New York

“Modern Objects: A New Dawn”

Baskerville + Watson

Rather than sublating the artwork within social and economic concerns, “Modern Objects” isolated esthetics pure and simple—design, that is, without the designs it has upon us. Organized by R. M. Fischer (who curated its 1983 predecessor), the show included works by eight artists, and three surfboards.

What is a “modern object”? For Jeffrey Deitch, author of the accompanying essay-cum-brochure, it is a nigh-religious icon, an emblem of the boundless optimism and unquenchable aspirations that characterized the Modern period’s ideology of progress. Only now, he suggests, in an age weakened by post-Modernist doubt, can we experience the “spiritual” intimations of its sleek lines and shimmering surfaces, and savor the “state of mind” that they convey Interestingly, this focus parallels Jean Baudrillard’s concept of the nostalgist’s fetishism, which consists in imaginary attachment to the last fragment of “reality” experienced before the onslaught of traumatic events. Deitch’s text dwells heavily on the fantasy embodied in the molded plastic and glass of ’60s California art, just as the curatorial choice accented the visual wizardry of lambent light over streamlined form.

This inherently mystifying thesis succeeded in dehistoricizing the exhibited objects and projecting them into the eternalizing dimension of spirit. “The cubes of Larry Bell or the slabs of John McCracken are as much Zen objects as art objects,” writes Deitch, neatly ignoring the intellectual imperatives of the ’60s. Viewed this way Robert Irwin’s aluminum disc became an homage to the dissolution of matter into air. Neil Jenney’s ironic Atmosphere, 1985, was reduced to the state of a talismanic word. Fischer’s metal-and-marble lamp supposedly shed light on the emergence of a ”neo-Modern aesthetic“ (the phrase, again, is Deitch’s). As for Jeff Koons’ noted basketballs, bizarrely positioned in a fish tank, they just hovered there, symbols of some ”mysterious" evasion of gravity.

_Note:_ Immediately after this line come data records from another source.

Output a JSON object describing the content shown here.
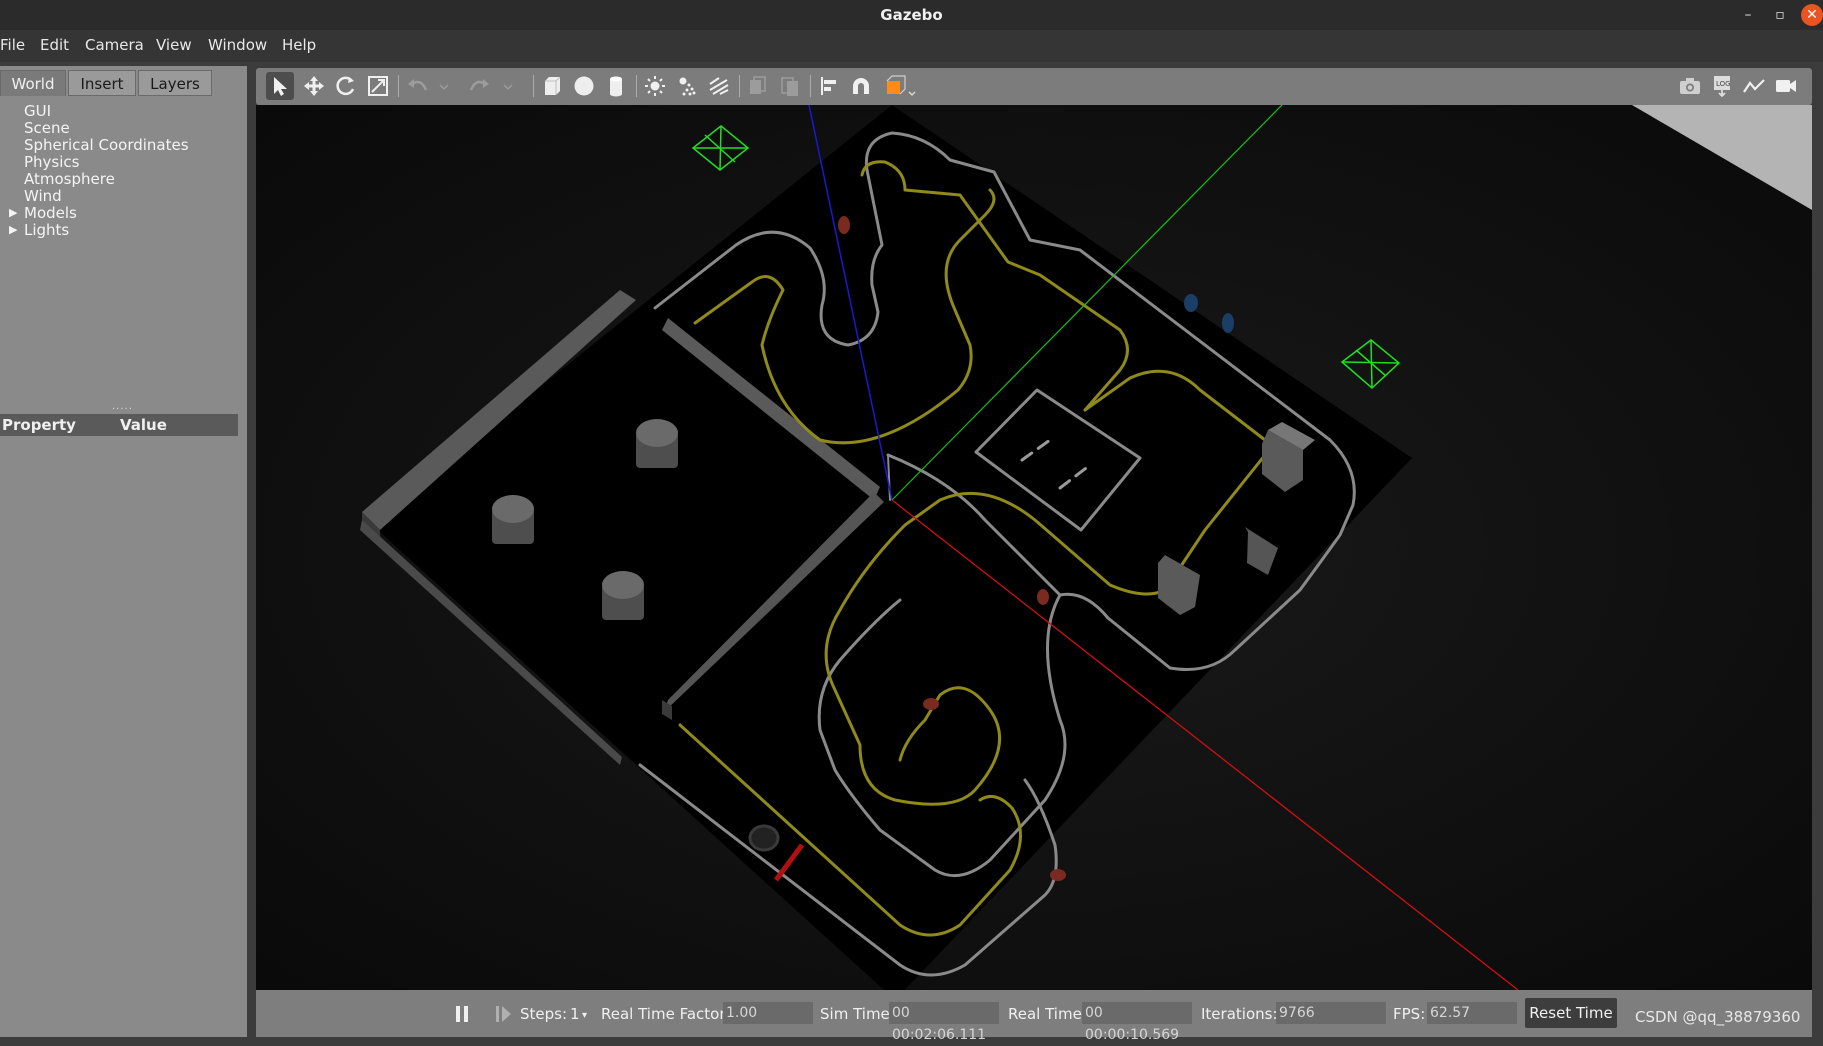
{
  "window": {
    "title": "Gazebo",
    "minimize": "–",
    "maximize": "▫",
    "close": "✕"
  },
  "menu": [
    "File",
    "Edit",
    "Camera",
    "View",
    "Window",
    "Help"
  ],
  "left_tabs": [
    "World",
    "Insert",
    "Layers"
  ],
  "world_tree": [
    "GUI",
    "Scene",
    "Spherical Coordinates",
    "Physics",
    "Atmosphere",
    "Wind",
    "Models",
    "Lights"
  ],
  "property_table": {
    "col_property": "Property",
    "col_value": "Value"
  },
  "toolbar": {
    "icons": [
      "select-icon",
      "translate-icon",
      "rotate-icon",
      "scale-icon",
      "undo-icon",
      "redo-icon",
      "box-icon",
      "sphere-icon",
      "cylinder-icon",
      "point-light-icon",
      "spot-light-icon",
      "directional-light-icon",
      "copy-icon",
      "paste-icon",
      "align-icon",
      "snap-icon",
      "view-angle-icon",
      "screenshot-icon",
      "log-icon",
      "plot-icon",
      "record-icon"
    ]
  },
  "status": {
    "steps_label": "Steps:",
    "steps_value": "1",
    "rtf_label": "Real Time Factor:",
    "rtf_value": "1.00",
    "sim_time_label": "Sim Time:",
    "sim_time_value": "00 00:02:06.111",
    "real_time_label": "Real Time:",
    "real_time_value": "00 00:00:10.569",
    "iterations_label": "Iterations:",
    "iterations_value": "9766",
    "fps_label": "FPS:",
    "fps_value": "62.57",
    "reset_label": "Reset Time"
  },
  "watermark": "CSDN @qq_38879360",
  "colors": {
    "track_yellow": "#8f8a1a",
    "track_white": "#9a9a9a",
    "axis_x": "#d01010",
    "axis_y": "#14c014",
    "axis_z": "#1a1acf",
    "camera_frame": "#22dd22"
  }
}
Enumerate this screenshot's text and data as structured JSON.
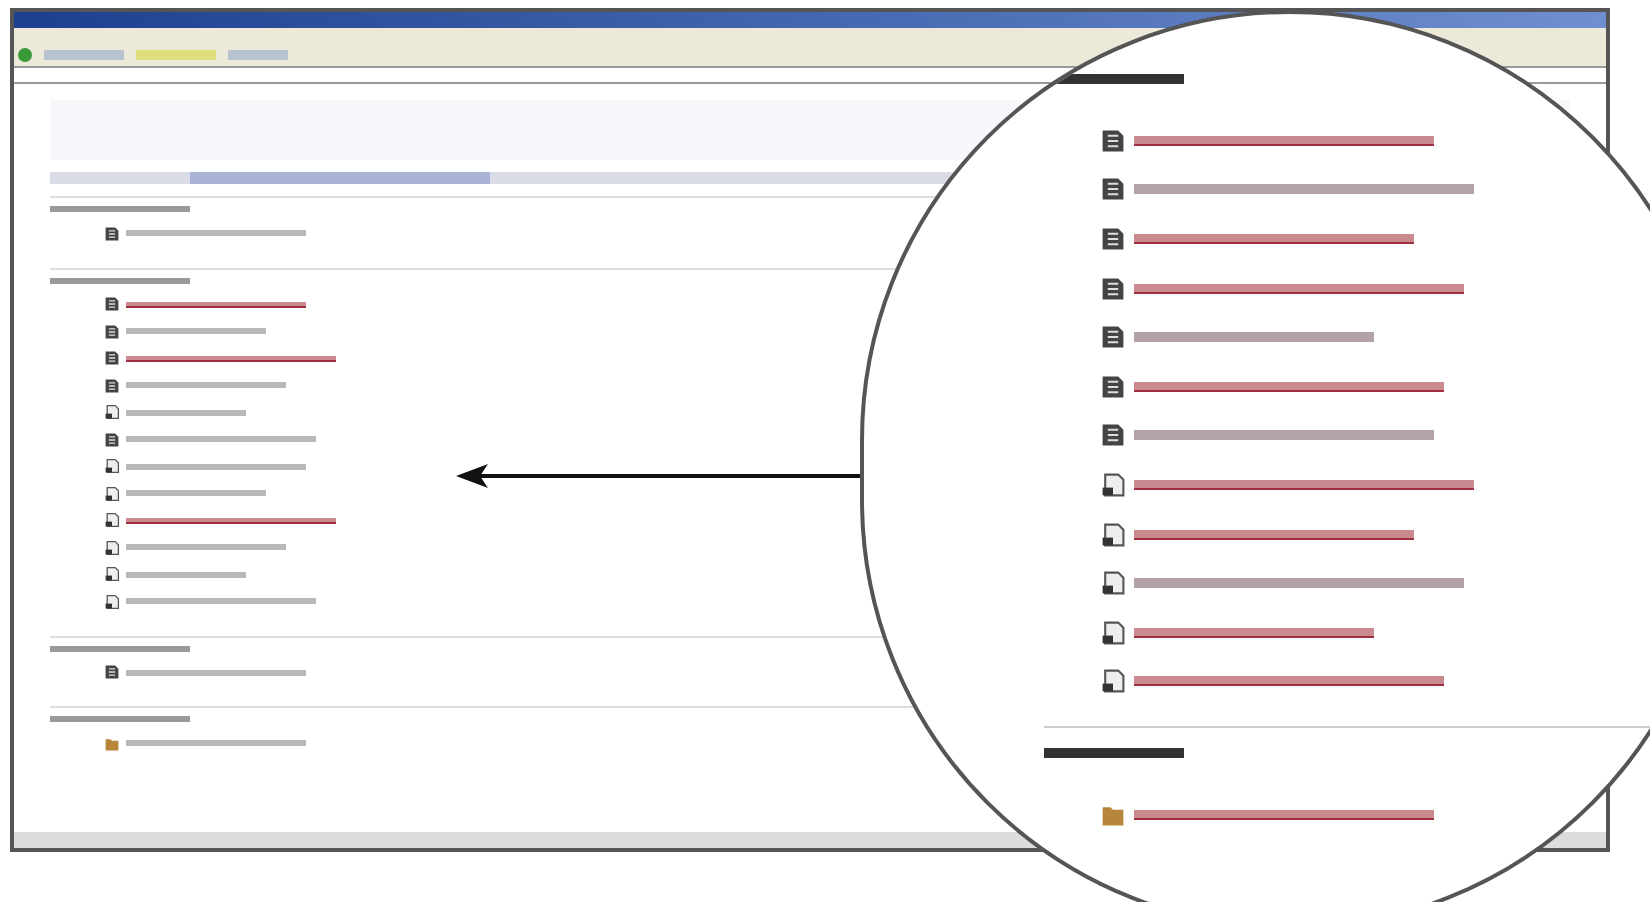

The surfboards, of course, stole the show, floating suspended from the ceiling in all their clean contours and curatorially astonishing ratio, mementos of the mindless cheer of the Beach Boys and Annette Funicello. Less likable here was the total absence of women, a throwback to the masculine hegemony of Modernism that turned this “nice summer show” into an ugly sociological fact.

Kate Linker